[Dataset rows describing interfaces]

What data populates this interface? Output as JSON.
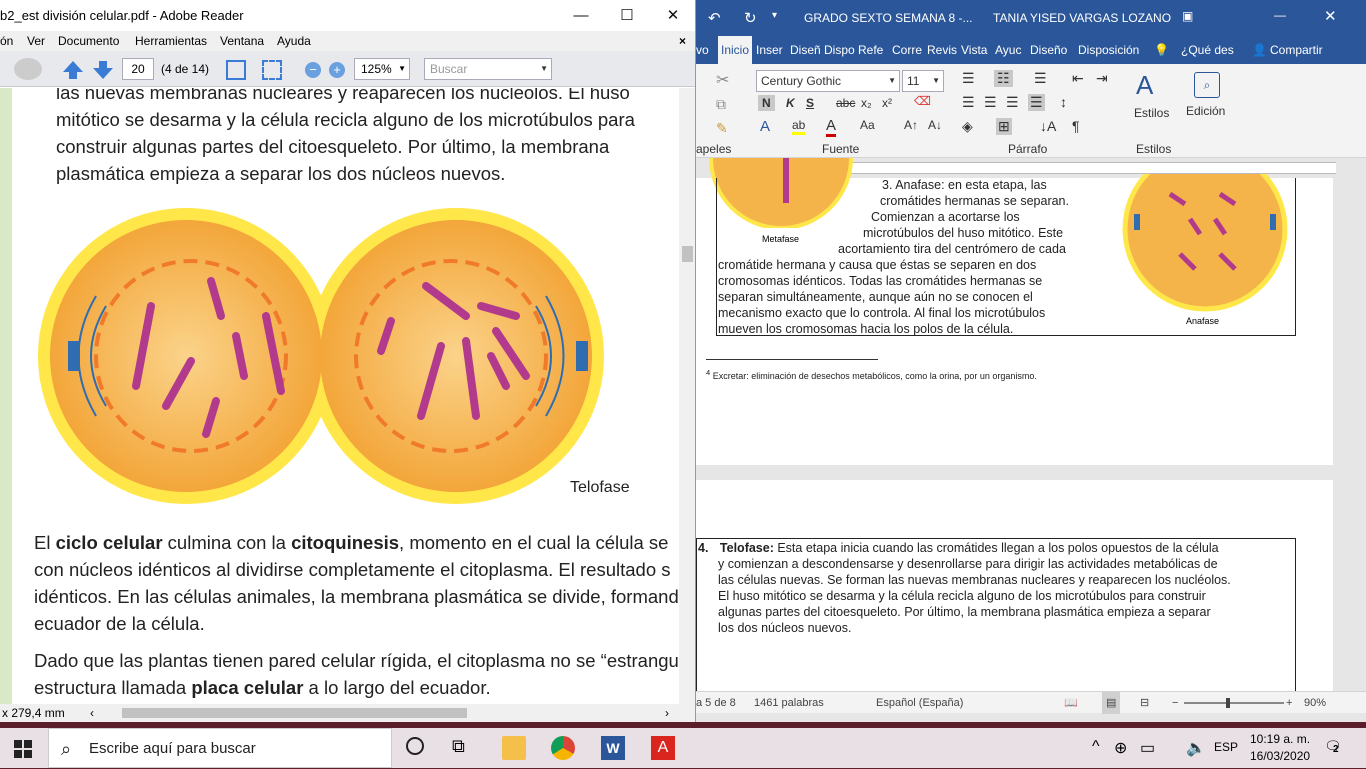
{
  "reader": {
    "title": "b2_est división celular.pdf - Adobe Reader",
    "menu": [
      "ón",
      "Ver",
      "Documento",
      "Herramientas",
      "Ventana",
      "Ayuda"
    ],
    "page_current": "20",
    "page_total": "(4 de 14)",
    "zoom": "125%",
    "search_placeholder": "Buscar",
    "para1": [
      "las nuevas membranas nucleares y reaparecen los nucléolos. El huso",
      "mitótico se desarma y la célula recicla alguno de los microtúbulos para",
      "construir algunas partes del citoesqueleto. Por último, la membrana",
      "plasmática empieza a separar los dos núcleos nuevos."
    ],
    "figure_label": "Telofase",
    "para2": {
      "l1_a": "El ",
      "l1_b": "ciclo celular",
      "l1_c": " culmina con la ",
      "l1_d": "citoquinesis",
      "l1_e": ", momento en el cual la célula se",
      "l2": "con núcleos idénticos al dividirse completamente el citoplasma. El resultado s",
      "l3": "idénticos. En las células animales, la membrana plasmática se divide, formand",
      "l4": "ecuador de la célula."
    },
    "para3": {
      "l1": "Dado que las plantas tienen pared celular rígida, el citoplasma no se “estrangu",
      "l2_a": "estructura llamada ",
      "l2_b": "placa celular",
      "l2_c": " a lo largo del ecuador."
    },
    "page_size": "x 279,4 mm"
  },
  "word": {
    "title": "GRADO SEXTO SEMANA 8  -...",
    "user": "TANIA YISED VARGAS LOZANO",
    "tabs": [
      "vo",
      "Inicio",
      "Inser",
      "Diseñ",
      "Dispo",
      "Refe",
      "Corre",
      "Revis",
      "Vista",
      "Ayuc",
      "Diseño",
      "Disposición",
      "¿Qué des",
      "Compartir"
    ],
    "font_name": "Century Gothic",
    "font_size": "11",
    "groups": [
      "apeles",
      "Fuente",
      "Párrafo",
      "Estilos"
    ],
    "estilos": "Estilos",
    "edicion": "Edición",
    "metafase_label": "Metafase",
    "anafase_label": "Anafase",
    "anafase_lines": [
      "3.  Anafase: en esta etapa, las",
      "cromátides hermanas se separan.",
      "Comienzan   a   acortarse   los",
      "microtúbulos del huso mitótico. Este",
      "acortamiento tira del centrómero de cada",
      "cromátide hermana y causa que éstas se separen en dos",
      "cromosomas idénticos. Todas las cromátides hermanas se",
      "separan simultáneamente, aunque aún no se conocen el",
      "mecanismo exacto que lo controla. Al final los microtúbulos",
      "mueven los cromosomas hacia los polos de la célula."
    ],
    "footnote": "Excretar: eliminación de desechos metabólicos, como la orina, por un organismo.",
    "footnote_num": "4",
    "telofase_num": "4.",
    "telofase_head": "Telofase:",
    "telofase_lines": [
      " Esta etapa inicia cuando las cromátides llegan a los polos opuestos de la célula",
      "y comienzan a descondensarse y desenrollarse para dirigir las actividades metabólicas de",
      "las células nuevas. Se forman las nuevas membranas nucleares y reaparecen los nucléolos.",
      "El huso mitótico se desarma y la célula recicla alguno de los microtúbulos para construir",
      "algunas partes del citoesqueleto. Por último, la membrana plasmática empieza a separar",
      "los dos núcleos nuevos."
    ],
    "status_page": "a 5 de 8",
    "status_words": "1461 palabras",
    "status_lang": "Español (España)",
    "zoom": "90%"
  },
  "taskbar": {
    "search": "Escribe aquí para buscar",
    "lang": "ESP",
    "time": "10:19 a. m.",
    "date": "16/03/2020",
    "notif": "2"
  }
}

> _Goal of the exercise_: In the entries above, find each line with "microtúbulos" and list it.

> _Exercise output_:
      "mitótico se desarma y la célula recicla alguno de los microtúbulos para",
      "microtúbulos del huso mitótico. Este",
      "mecanismo exacto que lo controla. Al final los microtúbulos",
      "El huso mitótico se desarma y la célula recicla alguno de los microtúbulos para construir",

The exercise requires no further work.